The graduates all hail from Wewak, the capital of PNG’s East Sepik Province.
“The project has substantially delivered basic financial knowledge to huge numbers of rural people in Papua New Guinea,” said the Regional Director of ADB’s Pacific Liaison and Coordination Office Ms. Emma Fan. “It has allowed people, particularly women, the opportunity to open bank accounts, do mobile banking from market gardens, and, overall, get better access to financial services.”
The project was designed to increase financial inclusion in PNG by improving people’s knowledge of and access to financial services, targeting financial literacy education for 130,000 people across the country by the end of 2017. This target has already been achieved, with financial education reaching more than 215,000 people—48% of whom are women. It also supports partner financial institutions in their efforts to roll out suitable financial services for women and people in rural areas.
The Microfinance Expansion Project was launched in April 2012, with BPNG as the executing agency. The Centre for Excellence in Financial Inclusion, the main agency for coordinating financial inclusion and financial education initiatives in PNG, is supported by the project.

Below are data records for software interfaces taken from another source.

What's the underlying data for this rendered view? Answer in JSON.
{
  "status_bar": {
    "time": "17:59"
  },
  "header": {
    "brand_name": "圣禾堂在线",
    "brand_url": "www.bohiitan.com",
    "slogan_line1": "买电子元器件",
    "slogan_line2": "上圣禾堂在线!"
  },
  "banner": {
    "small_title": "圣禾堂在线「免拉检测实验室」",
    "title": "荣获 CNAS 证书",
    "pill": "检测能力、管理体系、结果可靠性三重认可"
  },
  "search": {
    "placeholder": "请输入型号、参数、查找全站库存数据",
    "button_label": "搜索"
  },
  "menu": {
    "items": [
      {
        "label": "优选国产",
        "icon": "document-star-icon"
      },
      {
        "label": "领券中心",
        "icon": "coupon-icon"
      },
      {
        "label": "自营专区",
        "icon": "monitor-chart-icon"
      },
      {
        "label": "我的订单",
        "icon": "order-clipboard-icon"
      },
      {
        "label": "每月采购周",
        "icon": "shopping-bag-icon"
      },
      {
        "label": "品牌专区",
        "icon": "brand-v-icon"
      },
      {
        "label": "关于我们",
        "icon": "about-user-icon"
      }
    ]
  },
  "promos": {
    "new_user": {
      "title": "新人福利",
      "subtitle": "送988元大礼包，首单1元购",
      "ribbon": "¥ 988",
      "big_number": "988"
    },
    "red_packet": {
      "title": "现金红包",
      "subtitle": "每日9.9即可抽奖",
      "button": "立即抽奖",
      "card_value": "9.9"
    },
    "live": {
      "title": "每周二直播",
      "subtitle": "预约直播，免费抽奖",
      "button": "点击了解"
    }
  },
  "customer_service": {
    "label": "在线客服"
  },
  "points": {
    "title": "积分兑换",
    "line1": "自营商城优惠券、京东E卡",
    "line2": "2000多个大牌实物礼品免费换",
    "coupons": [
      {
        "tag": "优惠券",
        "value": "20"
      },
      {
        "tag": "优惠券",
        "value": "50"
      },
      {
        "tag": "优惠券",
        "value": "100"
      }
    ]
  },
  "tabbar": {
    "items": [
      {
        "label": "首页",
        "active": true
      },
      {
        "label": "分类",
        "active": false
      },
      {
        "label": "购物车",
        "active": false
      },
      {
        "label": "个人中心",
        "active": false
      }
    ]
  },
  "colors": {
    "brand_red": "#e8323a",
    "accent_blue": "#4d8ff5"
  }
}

ADB is committed to achieving a prosperous, inclusive, resilient, and sustainable Asia and the Pacific, while sustaining its efforts to eradicate extreme poverty. In 2018, it made commitments of new loans and grants amounting to $21.6 billion. Established in 1966, it is owned by 68 members—49 from the region.